The only successful applicant for the Black Industrialist Programme in Limpopo is taking the department of trade and industry to court because he didn’t receive his promised R14.2 million grant.
Murendi Properties was listed in the department’s annual incentive report up to March last year as the only beneficiary of the scheme in Limpopo.
Murendi’s project was an expansion of a building supply retail company and manufacturing plant for roof tiles, for which the Industrial Development Corporation (IDC) had also approved a R30 million loan.
IDC loans, together with grants from the department, have been the bedrock of the much-publicised Black Industrialist Programme.
The owner of Murendi, Mphendziseni Makhesha, said in an affidavit that the department’s behaviour, which he termed “dilatory” – meaning that it was an act intended to cause delay – had threatened the whole project and could result in 34 retrenchments out of total staff of 90.
He applied to the department for the grant in 2016 and it was initially approved in October 2017.
Makhesha claims that the department has stopped talking to the company altogether after initial hiccups with its BEE certificate, an issue Makhesha says was rectified.

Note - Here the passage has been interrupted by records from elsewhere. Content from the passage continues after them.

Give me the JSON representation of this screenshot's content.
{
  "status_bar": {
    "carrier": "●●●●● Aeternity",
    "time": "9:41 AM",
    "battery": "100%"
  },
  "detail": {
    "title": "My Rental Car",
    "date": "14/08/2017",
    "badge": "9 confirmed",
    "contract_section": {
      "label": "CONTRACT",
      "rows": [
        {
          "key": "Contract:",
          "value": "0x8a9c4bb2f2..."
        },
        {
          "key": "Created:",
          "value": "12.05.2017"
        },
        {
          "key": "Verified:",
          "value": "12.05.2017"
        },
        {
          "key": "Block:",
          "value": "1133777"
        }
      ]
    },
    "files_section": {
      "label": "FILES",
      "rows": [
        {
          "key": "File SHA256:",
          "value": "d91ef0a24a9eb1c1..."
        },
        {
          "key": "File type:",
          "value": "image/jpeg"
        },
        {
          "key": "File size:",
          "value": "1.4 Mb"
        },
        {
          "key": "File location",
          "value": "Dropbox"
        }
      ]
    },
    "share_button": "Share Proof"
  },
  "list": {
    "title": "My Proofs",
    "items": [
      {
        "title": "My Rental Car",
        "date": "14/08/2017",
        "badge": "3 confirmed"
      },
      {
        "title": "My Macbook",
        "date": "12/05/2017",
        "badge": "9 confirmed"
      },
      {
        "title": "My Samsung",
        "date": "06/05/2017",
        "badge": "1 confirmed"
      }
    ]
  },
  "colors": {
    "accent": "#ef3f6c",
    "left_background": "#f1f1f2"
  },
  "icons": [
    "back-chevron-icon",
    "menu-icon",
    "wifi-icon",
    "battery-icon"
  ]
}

According to his affidavit, he had procured certificates from two different unregistered verification agencies – effectively getting defrauded – before getting a certificate from a proper agency.

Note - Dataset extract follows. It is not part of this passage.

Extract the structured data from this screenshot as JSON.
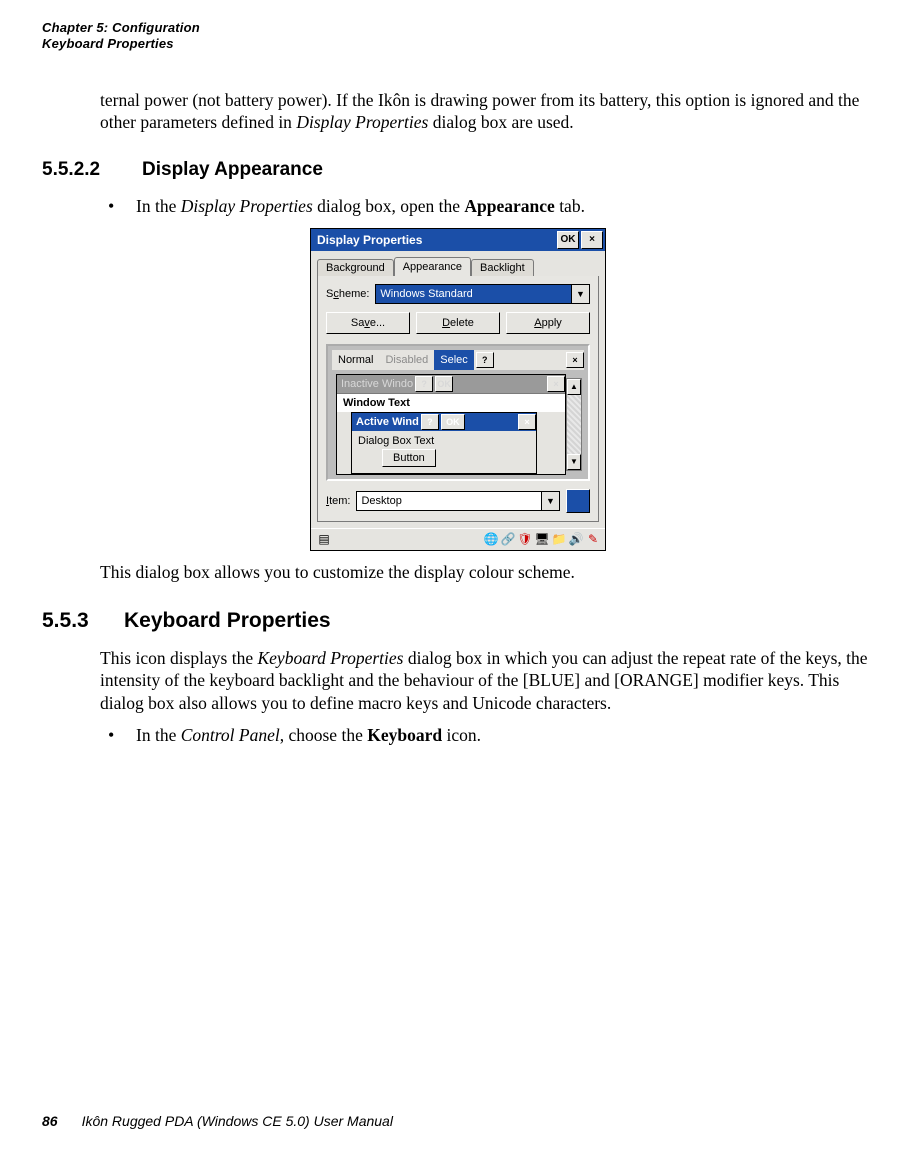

The court application is targeted at Trade and Industry Minister Rob Davies and the director-general of the department, Lionel October. The relief demanded is that the department be forced to pay the R14 million grant it had approved.
The IDC has already paid out “almost all the amounts it approved”, the state-owned funder told City Press.

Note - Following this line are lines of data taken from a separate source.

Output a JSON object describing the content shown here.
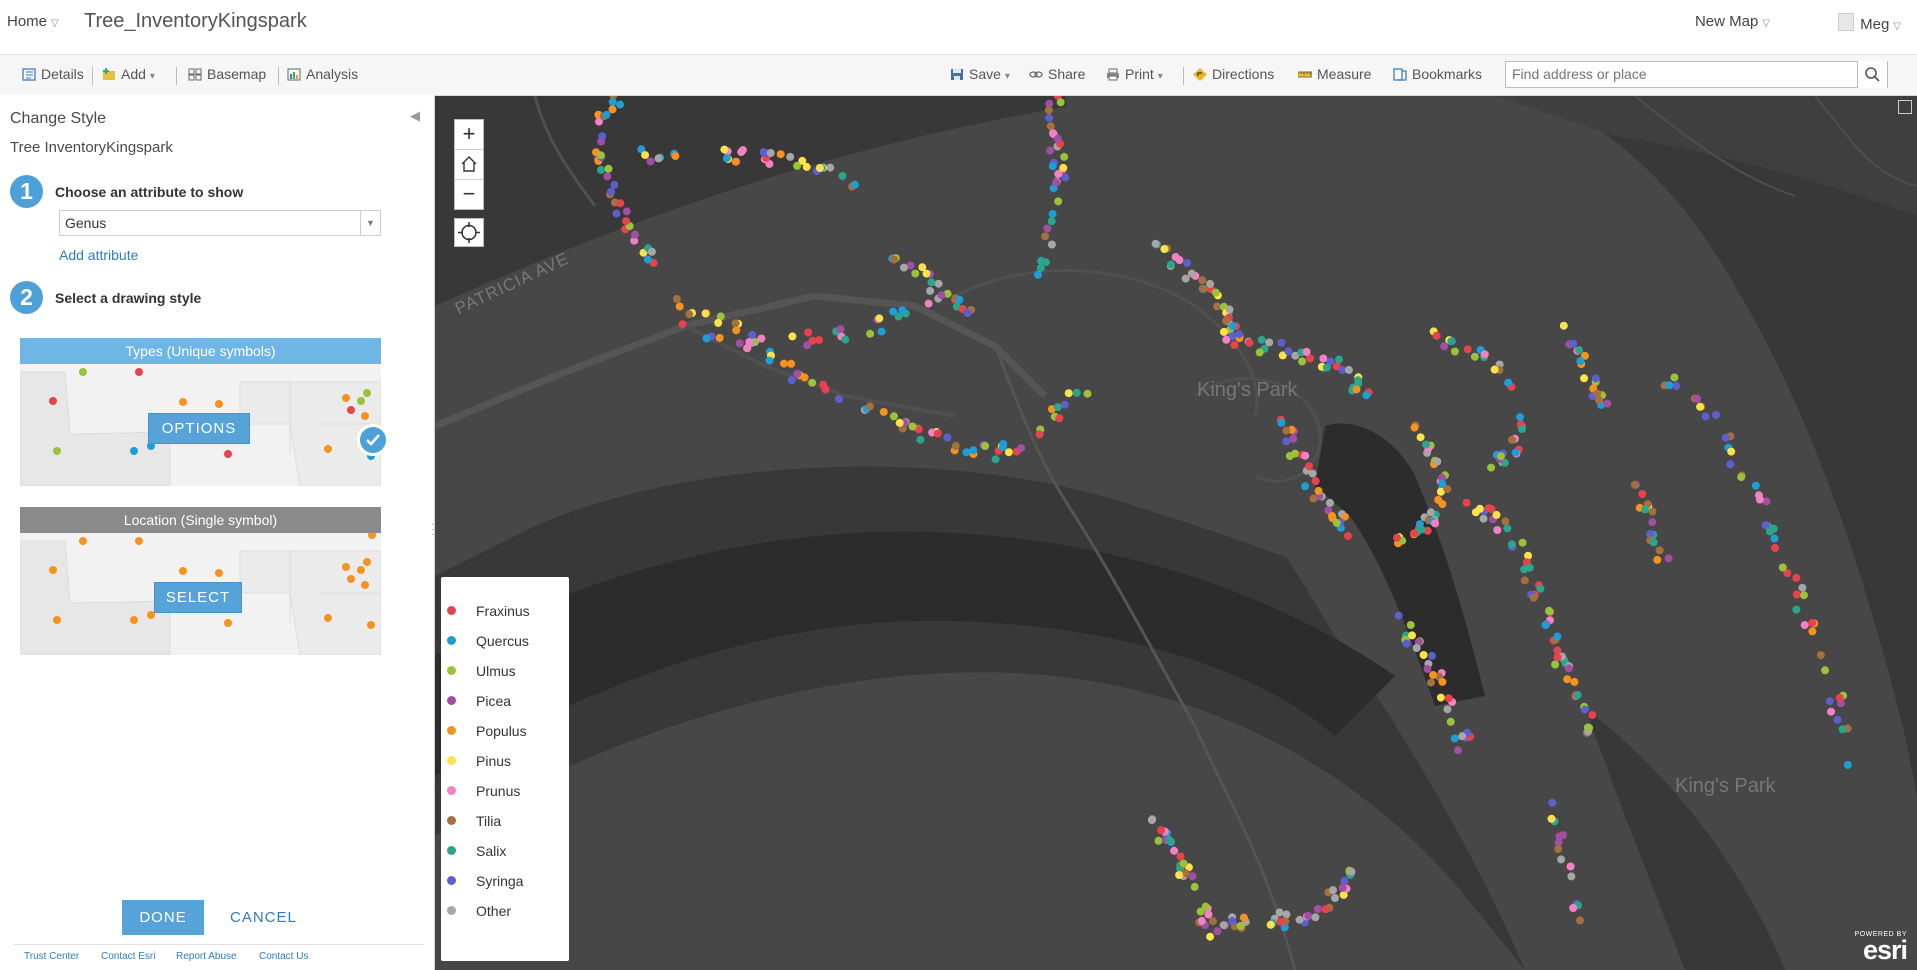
{
  "topbar": {
    "home_label": "Home",
    "map_title": "Tree_InventoryKingspark",
    "new_map_label": "New Map",
    "user_name": "Meg"
  },
  "toolbar": {
    "details": "Details",
    "add": "Add",
    "basemap": "Basemap",
    "analysis": "Analysis",
    "save": "Save",
    "share": "Share",
    "print": "Print",
    "directions": "Directions",
    "measure": "Measure",
    "bookmarks": "Bookmarks",
    "search_placeholder": "Find address or place"
  },
  "panel": {
    "title": "Change Style",
    "layer_name": "Tree InventoryKingspark",
    "step1": {
      "number": "1",
      "label": "Choose an attribute to show",
      "selected_attribute": "Genus",
      "add_attribute": "Add attribute"
    },
    "step2": {
      "number": "2",
      "label": "Select a drawing style"
    },
    "styles": [
      {
        "header": "Types (Unique symbols)",
        "button": "OPTIONS",
        "selected": true
      },
      {
        "header": "Location (Single symbol)",
        "button": "SELECT",
        "selected": false
      }
    ],
    "done": "DONE",
    "cancel": "CANCEL",
    "footer_links": [
      "Trust Center",
      "Contact Esri",
      "Report Abuse",
      "Contact Us"
    ]
  },
  "map": {
    "street_label": "PATRICIA AVE",
    "park_labels": [
      "King's Park",
      "King's Park"
    ],
    "attribution_small": "POWERED BY",
    "attribution_logo": "esri",
    "zoom_in": "+",
    "zoom_out": "−"
  },
  "legend": [
    {
      "label": "Fraxinus",
      "color": "#e8434d"
    },
    {
      "label": "Quercus",
      "color": "#1d9ed6"
    },
    {
      "label": "Ulmus",
      "color": "#9bc33a"
    },
    {
      "label": "Picea",
      "color": "#a24ea3"
    },
    {
      "label": "Populus",
      "color": "#f69220"
    },
    {
      "label": "Pinus",
      "color": "#fde24a"
    },
    {
      "label": "Prunus",
      "color": "#f282c4"
    },
    {
      "label": "Tilia",
      "color": "#a3703e"
    },
    {
      "label": "Salix",
      "color": "#2ba58c"
    },
    {
      "label": "Syringa",
      "color": "#5d5fcf"
    },
    {
      "label": "Other",
      "color": "#a6a6a6"
    }
  ]
}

“This is to enable the company to commission its new plant, albeit at a reduced scale in the absence of the department of trade and industry’s grant. This was done to enable the company to start servicing its obligations to the IDC once the repayment obligations kick in.”
Makhesha has also already put down R7 million of his own money to settle an earlier debt owed to the National Empowerment Fund.
The department’s deputy director-general: incentive development and administration, Malebo Mabitje-Thompson, told City Press the industrialist scheme worked better than most incentives the department had deployed.
Mabitje-Thompson, however, implied that there was something wrong with the Murendi grant and the department was opposing the case.
“As part of our commitment to zero tolerance to corruption, we will defend any action against the department in court where we believe that governance processes have been breached,” said Mabitje-Thompson.
The department has already filed notice that it would oppose the application, implying that it believed there was a breach of governance of some sort.
The department did not elaborate beyond generic terms.
“Once an application is approved and the investment is under way, inspectors are dispatched to verify the investment and performance information submitted for any claim. In the event that misleading information is submitted, the project is cancelled,” Mabitje-Thompson said by email.
There had been no suggestion that the department intended to cancel the project, said Makhesha. However, it did have Murendi investigated to establish the veracity of its BEE credentials.
The agency tasked with the investigation, the SA National Accreditation System, however, applied the newer codes of good practice for the construction industry.
Makhesha said that this was absurd because his company was not a construction company and, even if it was, the construction codes did not even exist when he applied for the funding.
“There can be absolutely no lawful basis on which the department can avoid its obligation to honour the grant,” said Makhesha.
Mabitje-Thompson said that the programme as a whole had shown a “remarkable conversion rate from investment decision to start of production”.
“To date, 130 projects have been approved; R1 billion has been disbursed.”
The IDC said that it had funded “close to 300 deals involving 291 black industrialists” since the programme was launched in 2014.